Task to carry out:
Take the line containing "Extract the structured" and every line after it in the data below, and print them exactly as given, with nothing else.

Extracted records:
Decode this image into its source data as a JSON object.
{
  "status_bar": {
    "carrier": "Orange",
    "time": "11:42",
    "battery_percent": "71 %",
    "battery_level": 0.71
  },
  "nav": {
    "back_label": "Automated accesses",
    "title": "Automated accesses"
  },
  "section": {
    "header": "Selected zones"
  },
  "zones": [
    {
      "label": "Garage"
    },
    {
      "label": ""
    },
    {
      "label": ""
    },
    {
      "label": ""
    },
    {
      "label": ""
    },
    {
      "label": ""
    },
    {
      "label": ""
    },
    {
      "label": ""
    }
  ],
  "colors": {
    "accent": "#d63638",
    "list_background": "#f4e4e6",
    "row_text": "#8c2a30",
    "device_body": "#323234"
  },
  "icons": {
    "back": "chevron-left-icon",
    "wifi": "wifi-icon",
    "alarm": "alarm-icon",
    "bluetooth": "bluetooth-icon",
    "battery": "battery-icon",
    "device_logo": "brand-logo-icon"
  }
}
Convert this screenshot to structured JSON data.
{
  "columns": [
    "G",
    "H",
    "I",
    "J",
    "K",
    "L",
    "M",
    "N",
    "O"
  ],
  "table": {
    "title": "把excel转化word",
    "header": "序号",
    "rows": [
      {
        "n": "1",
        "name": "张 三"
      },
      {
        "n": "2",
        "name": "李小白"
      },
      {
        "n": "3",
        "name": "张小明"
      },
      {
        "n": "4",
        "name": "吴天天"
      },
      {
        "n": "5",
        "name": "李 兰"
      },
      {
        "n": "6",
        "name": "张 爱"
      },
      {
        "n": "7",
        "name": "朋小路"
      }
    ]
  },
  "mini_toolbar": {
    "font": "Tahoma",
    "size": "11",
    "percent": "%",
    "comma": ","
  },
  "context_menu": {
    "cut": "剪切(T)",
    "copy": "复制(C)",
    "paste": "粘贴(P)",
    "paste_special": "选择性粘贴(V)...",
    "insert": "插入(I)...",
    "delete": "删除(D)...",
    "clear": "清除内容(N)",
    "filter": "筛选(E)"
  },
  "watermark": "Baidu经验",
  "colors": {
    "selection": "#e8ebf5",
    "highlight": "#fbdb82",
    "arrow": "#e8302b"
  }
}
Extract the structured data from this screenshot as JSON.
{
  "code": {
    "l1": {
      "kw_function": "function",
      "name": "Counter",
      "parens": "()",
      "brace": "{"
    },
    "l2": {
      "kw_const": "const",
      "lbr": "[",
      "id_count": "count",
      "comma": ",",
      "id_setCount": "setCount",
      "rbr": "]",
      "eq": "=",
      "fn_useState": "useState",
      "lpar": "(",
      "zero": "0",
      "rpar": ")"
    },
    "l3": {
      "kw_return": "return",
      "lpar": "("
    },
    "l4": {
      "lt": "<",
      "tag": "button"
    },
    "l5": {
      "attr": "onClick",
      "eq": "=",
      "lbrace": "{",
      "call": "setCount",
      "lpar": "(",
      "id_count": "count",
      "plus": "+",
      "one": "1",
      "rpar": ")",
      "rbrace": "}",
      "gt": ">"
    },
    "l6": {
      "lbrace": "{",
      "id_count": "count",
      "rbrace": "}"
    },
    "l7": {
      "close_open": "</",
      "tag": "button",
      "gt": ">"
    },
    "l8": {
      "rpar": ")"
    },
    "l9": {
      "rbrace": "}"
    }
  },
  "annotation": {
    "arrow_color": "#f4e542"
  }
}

Exercise solution:
Extract the structured data from this screenshot as JSON.
{
  "code": {
    "l1": {
      "kw_function": "function",
      "name": "Counter",
      "parens": "()",
      "brace": "{"
    },
    "l2": {
      "kw_const": "const",
      "lbr": "[",
      "id_count": "count",
      "comma": ",",
      "id_setCount": "setCount",
      "rbr": "]",
      "eq": "=",
      "fn_useState": "useState",
      "lpar": "(",
      "zero": "0",
      "rpar": ")"
    },
    "l3": {
      "kw_return": "return",
      "lpar": "("
    },
    "l4": {
      "lt": "<",
      "tag": "button"
    },
    "l5": {
      "attr": "onClick",
      "eq": "=",
      "lbrace": "{",
      "call": "setCount",
      "lpar": "(",
      "id_count": "count",
      "plus": "+",
      "one": "1",
      "rpar": ")",
      "rbrace": "}",
      "gt": ">"
    },
    "l6": {
      "lbrace": "{",
      "id_count": "count",
      "rbrace": "}"
    },
    "l7": {
      "close_open": "</",
      "tag": "button",
      "gt": ">"
    },
    "l8": {
      "rpar": ")"
    },
    "l9": {
      "rbrace": "}"
    }
  },
  "annotation": {
    "arrow_color": "#f4e542"
  }
}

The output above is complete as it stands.